Hélène de Montgeroult (1764-1836) was one of the most influential pianist composers of the early 19th Century – no mean feat at a time when figures such as Dussek (her teacher), Hummel, Field, Kalkbrenner, Cramer, Moscheles and last but not least Beethoven dominated the field. A field also dominated by men. Her 114 Études de difficultés progressives of 1816 exerted a considerable influence over composers such as Chopin, Mendelssohn (brother and sister) and the Schumanns – Robert and Clara. Montgeroult was also a regular duo partner with Viotti, the foremost violinist-composer of the late 18th and early 19th centuries.
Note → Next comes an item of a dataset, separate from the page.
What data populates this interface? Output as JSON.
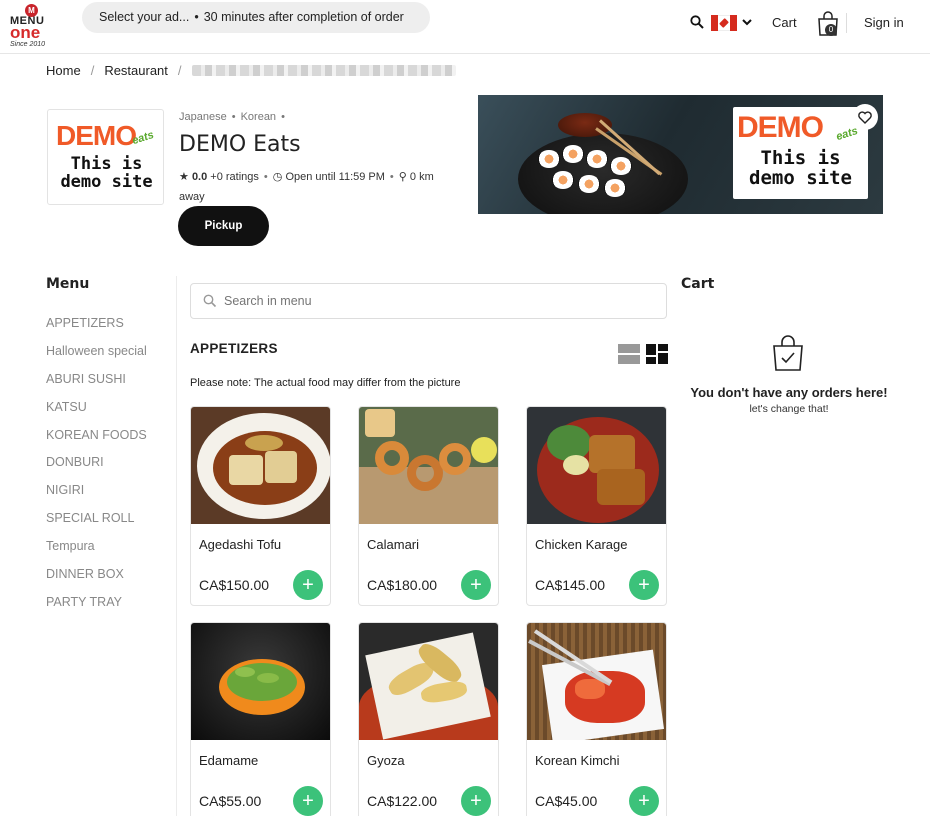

They toured far and wide over Europe. She also partnered with Kreutzer and Baillot. Of her nine Piano Sonatas, the 6th from 1800 features a violin accompaniment in the same way as Dussek’s ‘Sonatas for keyboard with violin’. This is a work of restless energy and daring harmonies. Montgeroult had a narrow escape from the guillotine in Paris as she was married to an imprisoned Austrian nobleman. Her skill at improvising on a revolutionary song won her freedom.
Sophie Rosa and Ian Buckle have curated a fascinating recital that partners Montgeroult’s sonata (receiving its world premier recording) with her duo partner Viotti’s 10th sonata, and the precocious F minor sonata by the 14 year old Felix Mendelssohn. Their recital concludes with Weber’s short and sparkling 2nd sonata written with gifted amateur musicians in mind.